▸ RECORDS SHOWN:
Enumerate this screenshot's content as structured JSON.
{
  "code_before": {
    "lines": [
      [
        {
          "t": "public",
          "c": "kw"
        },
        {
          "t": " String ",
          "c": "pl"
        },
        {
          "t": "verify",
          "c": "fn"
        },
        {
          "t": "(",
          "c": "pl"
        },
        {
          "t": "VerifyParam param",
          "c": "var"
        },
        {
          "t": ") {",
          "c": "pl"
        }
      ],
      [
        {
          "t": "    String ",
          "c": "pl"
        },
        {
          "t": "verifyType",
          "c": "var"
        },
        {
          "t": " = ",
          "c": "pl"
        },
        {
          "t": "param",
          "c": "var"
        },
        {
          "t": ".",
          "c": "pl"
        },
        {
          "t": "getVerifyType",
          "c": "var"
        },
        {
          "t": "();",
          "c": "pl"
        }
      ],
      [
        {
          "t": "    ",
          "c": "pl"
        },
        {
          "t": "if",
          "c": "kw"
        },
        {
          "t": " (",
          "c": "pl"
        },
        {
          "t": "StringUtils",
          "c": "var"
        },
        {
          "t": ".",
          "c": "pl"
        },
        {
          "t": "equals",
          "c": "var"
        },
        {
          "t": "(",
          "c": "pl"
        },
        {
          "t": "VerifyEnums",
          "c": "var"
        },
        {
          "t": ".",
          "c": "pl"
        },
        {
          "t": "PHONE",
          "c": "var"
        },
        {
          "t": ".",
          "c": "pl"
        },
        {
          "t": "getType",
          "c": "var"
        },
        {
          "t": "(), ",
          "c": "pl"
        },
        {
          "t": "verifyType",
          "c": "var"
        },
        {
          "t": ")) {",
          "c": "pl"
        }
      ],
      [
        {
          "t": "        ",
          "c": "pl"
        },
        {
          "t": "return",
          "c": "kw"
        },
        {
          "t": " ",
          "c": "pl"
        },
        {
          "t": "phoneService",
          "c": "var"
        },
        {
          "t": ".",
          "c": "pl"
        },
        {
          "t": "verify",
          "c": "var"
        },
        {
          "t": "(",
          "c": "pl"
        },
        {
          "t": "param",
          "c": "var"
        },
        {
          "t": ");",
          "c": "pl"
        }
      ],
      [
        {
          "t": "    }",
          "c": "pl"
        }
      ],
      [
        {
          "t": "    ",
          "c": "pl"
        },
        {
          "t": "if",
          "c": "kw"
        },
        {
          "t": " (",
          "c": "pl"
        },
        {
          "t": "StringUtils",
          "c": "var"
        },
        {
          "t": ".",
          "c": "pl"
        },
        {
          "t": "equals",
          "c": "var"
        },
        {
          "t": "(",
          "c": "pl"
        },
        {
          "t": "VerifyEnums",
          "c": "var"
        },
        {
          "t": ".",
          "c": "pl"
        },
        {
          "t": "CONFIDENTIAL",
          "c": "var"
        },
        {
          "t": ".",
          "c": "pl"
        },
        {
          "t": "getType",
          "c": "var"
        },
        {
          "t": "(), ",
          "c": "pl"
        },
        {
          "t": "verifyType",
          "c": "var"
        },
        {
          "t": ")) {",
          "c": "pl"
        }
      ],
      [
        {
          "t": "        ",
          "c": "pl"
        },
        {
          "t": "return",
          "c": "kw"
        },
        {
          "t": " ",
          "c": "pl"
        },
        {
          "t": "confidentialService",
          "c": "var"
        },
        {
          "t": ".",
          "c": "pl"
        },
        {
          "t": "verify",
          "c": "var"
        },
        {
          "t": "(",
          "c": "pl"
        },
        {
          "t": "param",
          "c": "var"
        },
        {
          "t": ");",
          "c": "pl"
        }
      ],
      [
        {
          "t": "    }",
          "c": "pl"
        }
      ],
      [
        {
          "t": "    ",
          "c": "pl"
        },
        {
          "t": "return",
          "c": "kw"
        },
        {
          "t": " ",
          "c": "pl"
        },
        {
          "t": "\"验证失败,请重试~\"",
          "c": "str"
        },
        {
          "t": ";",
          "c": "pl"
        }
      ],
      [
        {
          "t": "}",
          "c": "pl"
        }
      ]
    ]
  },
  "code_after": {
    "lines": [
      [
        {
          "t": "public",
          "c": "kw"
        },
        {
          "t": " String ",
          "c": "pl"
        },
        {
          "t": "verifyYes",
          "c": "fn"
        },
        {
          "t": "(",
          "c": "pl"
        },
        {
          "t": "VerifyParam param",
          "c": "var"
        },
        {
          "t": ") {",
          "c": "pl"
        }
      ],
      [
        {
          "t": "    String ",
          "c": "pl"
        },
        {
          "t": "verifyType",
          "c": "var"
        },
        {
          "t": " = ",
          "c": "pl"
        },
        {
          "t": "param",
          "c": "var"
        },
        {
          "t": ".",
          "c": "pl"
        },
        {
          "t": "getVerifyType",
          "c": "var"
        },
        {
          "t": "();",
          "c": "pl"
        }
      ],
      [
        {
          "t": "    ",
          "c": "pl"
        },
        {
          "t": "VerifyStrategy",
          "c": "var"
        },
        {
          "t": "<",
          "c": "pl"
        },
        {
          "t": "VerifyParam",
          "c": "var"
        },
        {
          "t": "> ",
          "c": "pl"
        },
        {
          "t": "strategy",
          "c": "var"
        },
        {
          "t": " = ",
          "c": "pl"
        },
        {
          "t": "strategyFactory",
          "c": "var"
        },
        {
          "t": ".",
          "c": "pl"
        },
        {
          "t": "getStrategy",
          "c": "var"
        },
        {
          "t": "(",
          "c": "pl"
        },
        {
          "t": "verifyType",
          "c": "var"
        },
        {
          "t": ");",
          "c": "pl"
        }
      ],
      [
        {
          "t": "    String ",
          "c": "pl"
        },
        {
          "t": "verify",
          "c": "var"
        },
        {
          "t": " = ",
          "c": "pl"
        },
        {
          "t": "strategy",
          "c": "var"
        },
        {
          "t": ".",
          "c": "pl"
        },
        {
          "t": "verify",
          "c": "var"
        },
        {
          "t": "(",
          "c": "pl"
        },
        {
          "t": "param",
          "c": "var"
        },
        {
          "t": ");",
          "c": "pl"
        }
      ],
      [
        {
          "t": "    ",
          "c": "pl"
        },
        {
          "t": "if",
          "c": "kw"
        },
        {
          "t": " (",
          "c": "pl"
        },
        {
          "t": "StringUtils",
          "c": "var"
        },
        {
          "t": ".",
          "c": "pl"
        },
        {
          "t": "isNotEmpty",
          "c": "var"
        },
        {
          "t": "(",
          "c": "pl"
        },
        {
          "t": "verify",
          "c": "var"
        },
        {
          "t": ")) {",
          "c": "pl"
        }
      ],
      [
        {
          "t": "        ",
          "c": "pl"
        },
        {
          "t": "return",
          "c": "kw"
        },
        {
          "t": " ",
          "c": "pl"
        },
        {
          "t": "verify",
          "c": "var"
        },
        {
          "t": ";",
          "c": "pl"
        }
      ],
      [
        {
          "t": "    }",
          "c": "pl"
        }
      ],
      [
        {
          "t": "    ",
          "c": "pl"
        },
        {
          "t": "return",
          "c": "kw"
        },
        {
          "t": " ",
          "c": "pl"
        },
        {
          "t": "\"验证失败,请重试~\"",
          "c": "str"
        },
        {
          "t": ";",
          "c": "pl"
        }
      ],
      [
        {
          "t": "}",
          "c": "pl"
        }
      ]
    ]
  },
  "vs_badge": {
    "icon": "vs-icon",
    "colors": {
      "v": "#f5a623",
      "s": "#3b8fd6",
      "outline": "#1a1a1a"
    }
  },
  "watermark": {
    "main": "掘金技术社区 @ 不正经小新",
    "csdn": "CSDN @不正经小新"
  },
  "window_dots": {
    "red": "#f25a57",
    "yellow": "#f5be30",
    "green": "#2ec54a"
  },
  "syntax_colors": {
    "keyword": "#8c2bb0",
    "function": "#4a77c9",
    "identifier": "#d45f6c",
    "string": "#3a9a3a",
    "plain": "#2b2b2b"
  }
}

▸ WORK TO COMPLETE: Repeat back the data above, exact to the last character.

▸ ANSWER TO THE EXERCISE:
Enumerate this screenshot's content as structured JSON.
{
  "code_before": {
    "lines": [
      [
        {
          "t": "public",
          "c": "kw"
        },
        {
          "t": " String ",
          "c": "pl"
        },
        {
          "t": "verify",
          "c": "fn"
        },
        {
          "t": "(",
          "c": "pl"
        },
        {
          "t": "VerifyParam param",
          "c": "var"
        },
        {
          "t": ") {",
          "c": "pl"
        }
      ],
      [
        {
          "t": "    String ",
          "c": "pl"
        },
        {
          "t": "verifyType",
          "c": "var"
        },
        {
          "t": " = ",
          "c": "pl"
        },
        {
          "t": "param",
          "c": "var"
        },
        {
          "t": ".",
          "c": "pl"
        },
        {
          "t": "getVerifyType",
          "c": "var"
        },
        {
          "t": "();",
          "c": "pl"
        }
      ],
      [
        {
          "t": "    ",
          "c": "pl"
        },
        {
          "t": "if",
          "c": "kw"
        },
        {
          "t": " (",
          "c": "pl"
        },
        {
          "t": "StringUtils",
          "c": "var"
        },
        {
          "t": ".",
          "c": "pl"
        },
        {
          "t": "equals",
          "c": "var"
        },
        {
          "t": "(",
          "c": "pl"
        },
        {
          "t": "VerifyEnums",
          "c": "var"
        },
        {
          "t": ".",
          "c": "pl"
        },
        {
          "t": "PHONE",
          "c": "var"
        },
        {
          "t": ".",
          "c": "pl"
        },
        {
          "t": "getType",
          "c": "var"
        },
        {
          "t": "(), ",
          "c": "pl"
        },
        {
          "t": "verifyType",
          "c": "var"
        },
        {
          "t": ")) {",
          "c": "pl"
        }
      ],
      [
        {
          "t": "        ",
          "c": "pl"
        },
        {
          "t": "return",
          "c": "kw"
        },
        {
          "t": " ",
          "c": "pl"
        },
        {
          "t": "phoneService",
          "c": "var"
        },
        {
          "t": ".",
          "c": "pl"
        },
        {
          "t": "verify",
          "c": "var"
        },
        {
          "t": "(",
          "c": "pl"
        },
        {
          "t": "param",
          "c": "var"
        },
        {
          "t": ");",
          "c": "pl"
        }
      ],
      [
        {
          "t": "    }",
          "c": "pl"
        }
      ],
      [
        {
          "t": "    ",
          "c": "pl"
        },
        {
          "t": "if",
          "c": "kw"
        },
        {
          "t": " (",
          "c": "pl"
        },
        {
          "t": "StringUtils",
          "c": "var"
        },
        {
          "t": ".",
          "c": "pl"
        },
        {
          "t": "equals",
          "c": "var"
        },
        {
          "t": "(",
          "c": "pl"
        },
        {
          "t": "VerifyEnums",
          "c": "var"
        },
        {
          "t": ".",
          "c": "pl"
        },
        {
          "t": "CONFIDENTIAL",
          "c": "var"
        },
        {
          "t": ".",
          "c": "pl"
        },
        {
          "t": "getType",
          "c": "var"
        },
        {
          "t": "(), ",
          "c": "pl"
        },
        {
          "t": "verifyType",
          "c": "var"
        },
        {
          "t": ")) {",
          "c": "pl"
        }
      ],
      [
        {
          "t": "        ",
          "c": "pl"
        },
        {
          "t": "return",
          "c": "kw"
        },
        {
          "t": " ",
          "c": "pl"
        },
        {
          "t": "confidentialService",
          "c": "var"
        },
        {
          "t": ".",
          "c": "pl"
        },
        {
          "t": "verify",
          "c": "var"
        },
        {
          "t": "(",
          "c": "pl"
        },
        {
          "t": "param",
          "c": "var"
        },
        {
          "t": ");",
          "c": "pl"
        }
      ],
      [
        {
          "t": "    }",
          "c": "pl"
        }
      ],
      [
        {
          "t": "    ",
          "c": "pl"
        },
        {
          "t": "return",
          "c": "kw"
        },
        {
          "t": " ",
          "c": "pl"
        },
        {
          "t": "\"验证失败,请重试~\"",
          "c": "str"
        },
        {
          "t": ";",
          "c": "pl"
        }
      ],
      [
        {
          "t": "}",
          "c": "pl"
        }
      ]
    ]
  },
  "code_after": {
    "lines": [
      [
        {
          "t": "public",
          "c": "kw"
        },
        {
          "t": " String ",
          "c": "pl"
        },
        {
          "t": "verifyYes",
          "c": "fn"
        },
        {
          "t": "(",
          "c": "pl"
        },
        {
          "t": "VerifyParam param",
          "c": "var"
        },
        {
          "t": ") {",
          "c": "pl"
        }
      ],
      [
        {
          "t": "    String ",
          "c": "pl"
        },
        {
          "t": "verifyType",
          "c": "var"
        },
        {
          "t": " = ",
          "c": "pl"
        },
        {
          "t": "param",
          "c": "var"
        },
        {
          "t": ".",
          "c": "pl"
        },
        {
          "t": "getVerifyType",
          "c": "var"
        },
        {
          "t": "();",
          "c": "pl"
        }
      ],
      [
        {
          "t": "    ",
          "c": "pl"
        },
        {
          "t": "VerifyStrategy",
          "c": "var"
        },
        {
          "t": "<",
          "c": "pl"
        },
        {
          "t": "VerifyParam",
          "c": "var"
        },
        {
          "t": "> ",
          "c": "pl"
        },
        {
          "t": "strategy",
          "c": "var"
        },
        {
          "t": " = ",
          "c": "pl"
        },
        {
          "t": "strategyFactory",
          "c": "var"
        },
        {
          "t": ".",
          "c": "pl"
        },
        {
          "t": "getStrategy",
          "c": "var"
        },
        {
          "t": "(",
          "c": "pl"
        },
        {
          "t": "verifyType",
          "c": "var"
        },
        {
          "t": ");",
          "c": "pl"
        }
      ],
      [
        {
          "t": "    String ",
          "c": "pl"
        },
        {
          "t": "verify",
          "c": "var"
        },
        {
          "t": " = ",
          "c": "pl"
        },
        {
          "t": "strategy",
          "c": "var"
        },
        {
          "t": ".",
          "c": "pl"
        },
        {
          "t": "verify",
          "c": "var"
        },
        {
          "t": "(",
          "c": "pl"
        },
        {
          "t": "param",
          "c": "var"
        },
        {
          "t": ");",
          "c": "pl"
        }
      ],
      [
        {
          "t": "    ",
          "c": "pl"
        },
        {
          "t": "if",
          "c": "kw"
        },
        {
          "t": " (",
          "c": "pl"
        },
        {
          "t": "StringUtils",
          "c": "var"
        },
        {
          "t": ".",
          "c": "pl"
        },
        {
          "t": "isNotEmpty",
          "c": "var"
        },
        {
          "t": "(",
          "c": "pl"
        },
        {
          "t": "verify",
          "c": "var"
        },
        {
          "t": ")) {",
          "c": "pl"
        }
      ],
      [
        {
          "t": "        ",
          "c": "pl"
        },
        {
          "t": "return",
          "c": "kw"
        },
        {
          "t": " ",
          "c": "pl"
        },
        {
          "t": "verify",
          "c": "var"
        },
        {
          "t": ";",
          "c": "pl"
        }
      ],
      [
        {
          "t": "    }",
          "c": "pl"
        }
      ],
      [
        {
          "t": "    ",
          "c": "pl"
        },
        {
          "t": "return",
          "c": "kw"
        },
        {
          "t": " ",
          "c": "pl"
        },
        {
          "t": "\"验证失败,请重试~\"",
          "c": "str"
        },
        {
          "t": ";",
          "c": "pl"
        }
      ],
      [
        {
          "t": "}",
          "c": "pl"
        }
      ]
    ]
  },
  "vs_badge": {
    "icon": "vs-icon",
    "colors": {
      "v": "#f5a623",
      "s": "#3b8fd6",
      "outline": "#1a1a1a"
    }
  },
  "watermark": {
    "main": "掘金技术社区 @ 不正经小新",
    "csdn": "CSDN @不正经小新"
  },
  "window_dots": {
    "red": "#f25a57",
    "yellow": "#f5be30",
    "green": "#2ec54a"
  },
  "syntax_colors": {
    "keyword": "#8c2bb0",
    "function": "#4a77c9",
    "identifier": "#d45f6c",
    "string": "#3a9a3a",
    "plain": "#2b2b2b"
  }
}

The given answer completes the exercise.